◆ **WORK ORDER**
Retype the whole of the data exactly.

Saved data entries
▬▬▬▬▬▬▬▬▬▬
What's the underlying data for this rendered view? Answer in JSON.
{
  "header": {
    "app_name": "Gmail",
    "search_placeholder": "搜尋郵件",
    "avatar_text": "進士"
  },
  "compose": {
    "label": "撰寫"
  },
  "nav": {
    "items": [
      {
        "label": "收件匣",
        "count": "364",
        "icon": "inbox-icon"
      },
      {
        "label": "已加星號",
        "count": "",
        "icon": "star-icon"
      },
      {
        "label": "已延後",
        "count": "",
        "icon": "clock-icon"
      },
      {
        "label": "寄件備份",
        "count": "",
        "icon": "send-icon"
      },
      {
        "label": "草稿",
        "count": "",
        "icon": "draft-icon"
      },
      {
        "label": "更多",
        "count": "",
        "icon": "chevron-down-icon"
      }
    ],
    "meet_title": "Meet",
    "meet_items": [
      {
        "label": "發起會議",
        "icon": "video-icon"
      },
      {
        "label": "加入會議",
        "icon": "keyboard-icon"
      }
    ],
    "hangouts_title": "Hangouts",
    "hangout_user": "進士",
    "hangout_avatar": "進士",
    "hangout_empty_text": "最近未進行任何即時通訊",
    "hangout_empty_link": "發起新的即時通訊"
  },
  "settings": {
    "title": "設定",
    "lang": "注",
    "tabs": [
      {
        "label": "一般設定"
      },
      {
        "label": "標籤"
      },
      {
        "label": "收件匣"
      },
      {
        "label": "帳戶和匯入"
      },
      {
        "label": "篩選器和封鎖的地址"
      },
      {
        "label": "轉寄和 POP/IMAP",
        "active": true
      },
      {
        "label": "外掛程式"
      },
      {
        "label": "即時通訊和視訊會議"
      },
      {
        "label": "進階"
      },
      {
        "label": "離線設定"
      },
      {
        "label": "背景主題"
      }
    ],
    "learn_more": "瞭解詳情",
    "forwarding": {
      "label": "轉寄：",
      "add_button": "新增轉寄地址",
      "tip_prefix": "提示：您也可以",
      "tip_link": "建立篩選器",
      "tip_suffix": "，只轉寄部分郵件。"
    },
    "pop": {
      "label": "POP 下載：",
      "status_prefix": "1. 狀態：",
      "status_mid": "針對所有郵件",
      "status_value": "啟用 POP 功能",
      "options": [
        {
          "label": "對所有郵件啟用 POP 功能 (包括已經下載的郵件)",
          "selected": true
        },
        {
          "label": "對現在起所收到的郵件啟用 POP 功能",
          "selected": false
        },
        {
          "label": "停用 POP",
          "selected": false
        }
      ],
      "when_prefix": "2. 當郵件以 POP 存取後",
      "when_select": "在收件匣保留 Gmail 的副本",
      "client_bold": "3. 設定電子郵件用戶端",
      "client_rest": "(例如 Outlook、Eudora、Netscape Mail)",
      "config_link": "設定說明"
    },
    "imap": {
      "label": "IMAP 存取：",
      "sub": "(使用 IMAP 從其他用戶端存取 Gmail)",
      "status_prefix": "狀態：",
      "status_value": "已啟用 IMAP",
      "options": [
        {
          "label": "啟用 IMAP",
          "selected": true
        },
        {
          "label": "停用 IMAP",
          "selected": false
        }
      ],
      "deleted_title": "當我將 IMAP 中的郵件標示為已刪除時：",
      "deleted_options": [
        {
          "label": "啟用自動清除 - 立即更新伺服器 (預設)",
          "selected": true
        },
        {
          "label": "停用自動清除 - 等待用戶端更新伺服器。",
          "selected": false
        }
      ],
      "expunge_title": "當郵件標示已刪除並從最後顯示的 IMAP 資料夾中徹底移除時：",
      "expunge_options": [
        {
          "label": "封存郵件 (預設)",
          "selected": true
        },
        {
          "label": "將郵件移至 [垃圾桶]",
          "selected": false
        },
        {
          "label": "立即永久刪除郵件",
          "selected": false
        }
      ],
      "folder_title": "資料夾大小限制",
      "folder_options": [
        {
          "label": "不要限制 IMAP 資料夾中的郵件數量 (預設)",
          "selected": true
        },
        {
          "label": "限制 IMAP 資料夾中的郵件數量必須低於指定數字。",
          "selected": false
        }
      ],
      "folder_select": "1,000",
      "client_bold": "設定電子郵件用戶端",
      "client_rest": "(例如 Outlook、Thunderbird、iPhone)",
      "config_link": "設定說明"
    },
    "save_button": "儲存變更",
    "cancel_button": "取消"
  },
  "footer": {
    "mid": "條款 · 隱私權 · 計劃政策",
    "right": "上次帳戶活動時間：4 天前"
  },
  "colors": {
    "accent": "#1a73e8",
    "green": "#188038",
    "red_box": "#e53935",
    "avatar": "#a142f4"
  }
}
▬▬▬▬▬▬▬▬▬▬
◆ **ANSWER TO THE EXERCISE**
What's the underlying data for this rendered view? Answer in JSON.
{
  "header": {
    "app_name": "Gmail",
    "search_placeholder": "搜尋郵件",
    "avatar_text": "進士"
  },
  "compose": {
    "label": "撰寫"
  },
  "nav": {
    "items": [
      {
        "label": "收件匣",
        "count": "364",
        "icon": "inbox-icon"
      },
      {
        "label": "已加星號",
        "count": "",
        "icon": "star-icon"
      },
      {
        "label": "已延後",
        "count": "",
        "icon": "clock-icon"
      },
      {
        "label": "寄件備份",
        "count": "",
        "icon": "send-icon"
      },
      {
        "label": "草稿",
        "count": "",
        "icon": "draft-icon"
      },
      {
        "label": "更多",
        "count": "",
        "icon": "chevron-down-icon"
      }
    ],
    "meet_title": "Meet",
    "meet_items": [
      {
        "label": "發起會議",
        "icon": "video-icon"
      },
      {
        "label": "加入會議",
        "icon": "keyboard-icon"
      }
    ],
    "hangouts_title": "Hangouts",
    "hangout_user": "進士",
    "hangout_avatar": "進士",
    "hangout_empty_text": "最近未進行任何即時通訊",
    "hangout_empty_link": "發起新的即時通訊"
  },
  "settings": {
    "title": "設定",
    "lang": "注",
    "tabs": [
      {
        "label": "一般設定"
      },
      {
        "label": "標籤"
      },
      {
        "label": "收件匣"
      },
      {
        "label": "帳戶和匯入"
      },
      {
        "label": "篩選器和封鎖的地址"
      },
      {
        "label": "轉寄和 POP/IMAP",
        "active": true
      },
      {
        "label": "外掛程式"
      },
      {
        "label": "即時通訊和視訊會議"
      },
      {
        "label": "進階"
      },
      {
        "label": "離線設定"
      },
      {
        "label": "背景主題"
      }
    ],
    "learn_more": "瞭解詳情",
    "forwarding": {
      "label": "轉寄：",
      "add_button": "新增轉寄地址",
      "tip_prefix": "提示：您也可以",
      "tip_link": "建立篩選器",
      "tip_suffix": "，只轉寄部分郵件。"
    },
    "pop": {
      "label": "POP 下載：",
      "status_prefix": "1. 狀態：",
      "status_mid": "針對所有郵件",
      "status_value": "啟用 POP 功能",
      "options": [
        {
          "label": "對所有郵件啟用 POP 功能 (包括已經下載的郵件)",
          "selected": true
        },
        {
          "label": "對現在起所收到的郵件啟用 POP 功能",
          "selected": false
        },
        {
          "label": "停用 POP",
          "selected": false
        }
      ],
      "when_prefix": "2. 當郵件以 POP 存取後",
      "when_select": "在收件匣保留 Gmail 的副本",
      "client_bold": "3. 設定電子郵件用戶端",
      "client_rest": "(例如 Outlook、Eudora、Netscape Mail)",
      "config_link": "設定說明"
    },
    "imap": {
      "label": "IMAP 存取：",
      "sub": "(使用 IMAP 從其他用戶端存取 Gmail)",
      "status_prefix": "狀態：",
      "status_value": "已啟用 IMAP",
      "options": [
        {
          "label": "啟用 IMAP",
          "selected": true
        },
        {
          "label": "停用 IMAP",
          "selected": false
        }
      ],
      "deleted_title": "當我將 IMAP 中的郵件標示為已刪除時：",
      "deleted_options": [
        {
          "label": "啟用自動清除 - 立即更新伺服器 (預設)",
          "selected": true
        },
        {
          "label": "停用自動清除 - 等待用戶端更新伺服器。",
          "selected": false
        }
      ],
      "expunge_title": "當郵件標示已刪除並從最後顯示的 IMAP 資料夾中徹底移除時：",
      "expunge_options": [
        {
          "label": "封存郵件 (預設)",
          "selected": true
        },
        {
          "label": "將郵件移至 [垃圾桶]",
          "selected": false
        },
        {
          "label": "立即永久刪除郵件",
          "selected": false
        }
      ],
      "folder_title": "資料夾大小限制",
      "folder_options": [
        {
          "label": "不要限制 IMAP 資料夾中的郵件數量 (預設)",
          "selected": true
        },
        {
          "label": "限制 IMAP 資料夾中的郵件數量必須低於指定數字。",
          "selected": false
        }
      ],
      "folder_select": "1,000",
      "client_bold": "設定電子郵件用戶端",
      "client_rest": "(例如 Outlook、Thunderbird、iPhone)",
      "config_link": "設定說明"
    },
    "save_button": "儲存變更",
    "cancel_button": "取消"
  },
  "footer": {
    "mid": "條款 · 隱私權 · 計劃政策",
    "right": "上次帳戶活動時間：4 天前"
  },
  "colors": {
    "accent": "#1a73e8",
    "green": "#188038",
    "red_box": "#e53935",
    "avatar": "#a142f4"
  }
}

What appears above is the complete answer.